Inside the CRomnibus: Conservation funding and policy riders

Image courtesy of the US Park Service.

Last night, congressional appropriators filed a $1 trillion fiscal year 2015 spending bill that would fund most government agencies through the fiscal year.

Despite a few funding shortfalls and policy riders, in total the TRCP considers the so-called “CRomnibus” a sound compromise for conservation funding. Given the overall need to address ongoing federal deficits, level funding for some of our priority programs represents a short-term win.

The bill will be considered by the House Rules Committee this afternoon and face a House vote Thursday; the Senate anticipates taking votes on the spending bill over the weekend. In order to prevent a government shutdown, Congress must pass the CRomnibus by Thursday or, more likely, enact a one- to two-day continuing resolution to buy themselves more time. In order to garner bipartisan support, the bill avoids new limits on significant EPA rules relating to climate change and water regulation and is largely free of controversial riders.

Several key conservation programs would receive level, if not increased, funding for FY2015. The North American Wetlands Conservation Fund, State and Tribal Wildlife Grants Program and Land and Water Conservation Fund would maintain current funding levels. The Forest Legacy Program would see a $2 million increase from FY14 enacted levels. The bill also prevents any regulation on the lead content of ammunition or fishing tackle covered under the Toxic Substances Control Act.

To the dismay of conservationists and sportsmen, the bill prohibits the Interior Department from writing or issuing a rule under the Endangered Species Act for the listings of any/all four subspecies of sage grouse in the coming year, although the full implications of this funding moratorium are still in the process of being interpreted at Interior. Sportsmen also are disappointed that the spending package would preclude a revision of federal wildfire funding, as the current funding mechanism has hamstrung the capacity and budget of the U.S. Forest Service in recent years.

Here are the funding levels for priority conservation programs:

National Wildlife Refuge System

  • $474.2 million for the Refuge System, a $2 million increase over last fiscal year.

EPA

  • U.S. EPA would be funded at $8.1 billion in FY15, a $60 million decrease from FY14 and $250 million more than the Obama administration asked for in its FY15 budget request.
  • EPA’s Clean Water and Safe Drinking Water state revolving funds will be given $2.35 billion, level with FY14 funding and roughly $600 million above the president’s request.

Department of the Interior and Related Agencies
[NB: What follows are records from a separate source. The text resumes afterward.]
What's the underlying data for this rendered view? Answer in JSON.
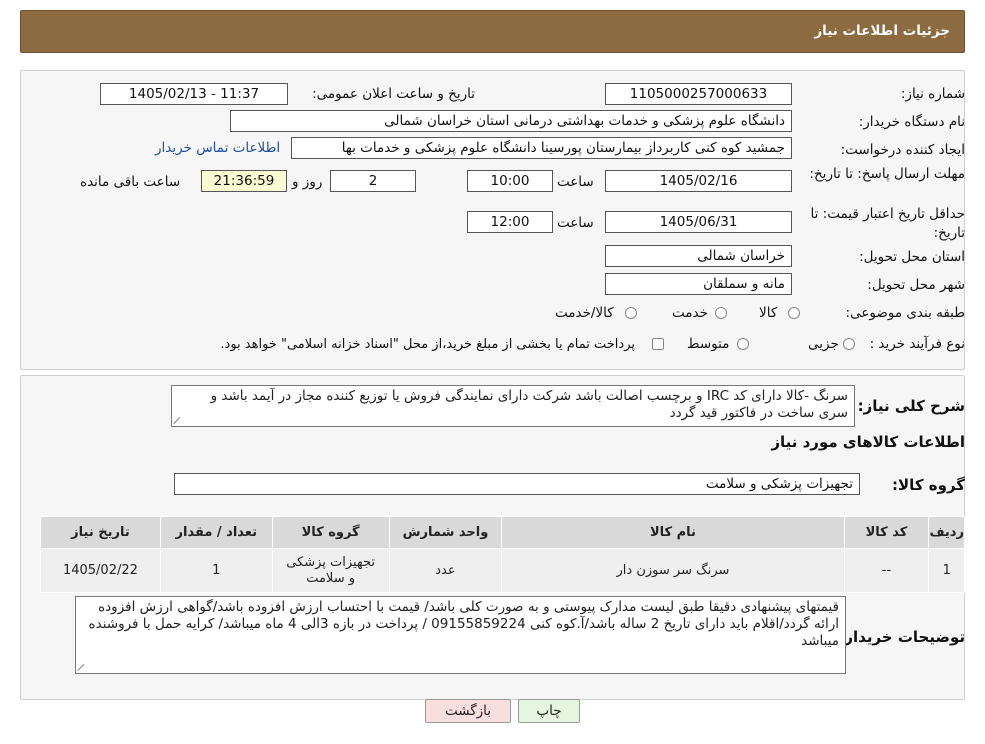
{
  "header": {
    "title": "جزئیات اطلاعات نیاز"
  },
  "fields": {
    "need_number_label": "شماره نیاز:",
    "need_number": "1105000257000633",
    "announce_label": "تاریخ و ساعت اعلان عمومی:",
    "announce_value": "1405/02/13 - 11:37",
    "buyer_org_label": "نام دستگاه خریدار:",
    "buyer_org": "دانشگاه علوم پزشکی و خدمات بهداشتی درمانی استان خراسان شمالی",
    "requester_label": "ایجاد کننده درخواست:",
    "requester": "جمشید کوه کنی کاربرداز بیمارستان پورسینا دانشگاه علوم پزشکی و خدمات بها",
    "contact_link": "اطلاعات تماس خریدار",
    "deadline_label": "مهلت ارسال پاسخ: تا تاریخ:",
    "deadline_date": "1405/02/16",
    "time_label": "ساعت",
    "deadline_time": "10:00",
    "days_value": "2",
    "days_label": "روز و",
    "remaining_time": "21:36:59",
    "remaining_label": "ساعت باقی مانده",
    "validity_label": "حداقل تاریخ اعتبار قیمت: تا تاریخ:",
    "validity_date": "1405/06/31",
    "validity_time": "12:00",
    "province_label": "استان محل تحویل:",
    "province": "خراسان شمالی",
    "city_label": "شهر محل تحویل:",
    "city": "مانه و سملقان",
    "category_label": "طبقه بندی موضوعی:",
    "category_options": [
      "کالا",
      "خدمت",
      "کالا/خدمت"
    ],
    "purchase_type_label": "نوع فرآیند خرید :",
    "purchase_options": [
      "جزیی",
      "متوسط"
    ],
    "purchase_note": "پرداخت تمام یا بخشی از مبلغ خرید،از محل \"اسناد خزانه اسلامی\" خواهد بود."
  },
  "description": {
    "label": "شرح کلی نیاز:",
    "text": "سرنگ -کالا دارای کد IRC و برچسب اصالت باشد شرکت دارای نمایندگی فروش یا توزیع کننده  مجاز در آیمد باشد و سری ساخت در فاکتور قید گردد"
  },
  "goods_section": {
    "title": "اطلاعات کالاهای مورد نیاز"
  },
  "goods_group": {
    "label": "گروه کالا:",
    "value": "تجهیزات پزشکی و سلامت"
  },
  "table": {
    "headers": [
      "ردیف",
      "کد کالا",
      "نام کالا",
      "واحد شمارش",
      "گروه کالا",
      "تعداد / مقدار",
      "تاریخ نیاز"
    ],
    "rows": [
      [
        "1",
        "--",
        "سرنگ سر سوزن دار",
        "عدد",
        "تجهیزات پزشکی و سلامت",
        "1",
        "1405/02/22"
      ]
    ]
  },
  "buyer_notes": {
    "label": "توضیحات خریدار:",
    "text": "قیمتهای پیشنهادی دقیقا طبق لیست مدارک پیوستی و به صورت کلی باشد/ قیمت با احتساب ارزش افزوده باشد/گواهی ارزش افزوده ارائه گردد/اقلام باید دارای تاریخ 2 ساله باشد/آ.کوه کنی 09155859224 / پرداخت در بازه 3الی 4 ماه میباشد/ کرایه حمل با فروشنده میباشد"
  },
  "buttons": {
    "print": "چاپ",
    "back": "بازگشت"
  },
  "colors": {
    "header": "#8b6b3f",
    "link": "#1f4fa8",
    "back_button": "#f9dede",
    "print_button": "#e6f5e0"
  }
}
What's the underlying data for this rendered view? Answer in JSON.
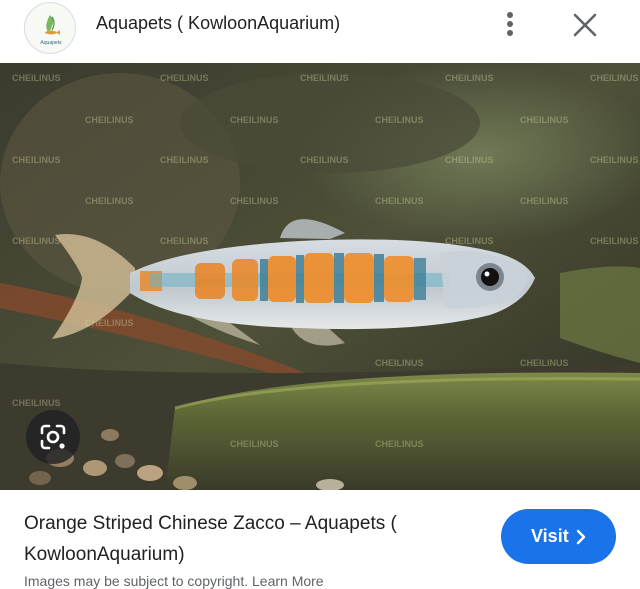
{
  "header": {
    "site_name": "Aquapets ( KowloonAquarium)",
    "logo_text": "Aquapets",
    "more_icon": "more-vert-icon",
    "close_icon": "close-icon"
  },
  "image": {
    "watermark": "CHEILINUS",
    "lens_icon": "lens-search-icon"
  },
  "result": {
    "title": "Orange Striped Chinese Zacco – Aquapets ( KowloonAquarium)",
    "visit_label": "Visit",
    "visit_icon": "chevron-right-icon",
    "caption": "Images may be subject to copyright. Learn More"
  },
  "colors": {
    "accent": "#1a73e8",
    "text": "#202124",
    "muted": "#5f6368"
  }
}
  • The Department of Interior would receive $10.7 billion, slightly above the current $10.5 billion but down from Obama’s $10.9 billion request.
  • Secure Rural Schools would be zeroed out, a serious blow for Western forested counties that depend on the program to alleviate major declines in federal timber harvests. House leaders state they intend to find funding for the program early next year. Until then, they will push legislation to streamline timber sales.
  • Payment in Lieu of Taxes would receive $372 million with additional funding included in the National Defense Authorization Act.
  • State and Tribal Wildlife Grants would receive $58.695 million, level funding from FY14 enacted levels.
  • The North American Wetland Conservation Fund would receive $34.145, level funding from FY14.
  • Forest Legacy Programs would receive $53 million, a $2 million increase from FY14.
  • The Land & Water Conservation Fund will receive $306 million, level funding from FY14.

National Oceanic and Atmospheric Administration

  • NOAA would receive $5.4 billion, an increase of about $126 million from FY14.

Agriculture

  • The Natural Resources Conservation Service’s Environmental Quality Incentives Program and the Conservation Stewardship Programs, mandatory programs under the 2014 Farm Bill, would see roughly $200 million in reduced, mandatory spending for 2015.

Fisheries

  • National Fish Hatchery System Operations would receive $52,860,000 and maintains that Within 90 days of enactment of this Act, the Service shall publish an operations and maintenance plan for fiscal year 2015 for the National Fish Hatchery System that includes funding allocations by region, together with an explanation of the allocation methodology.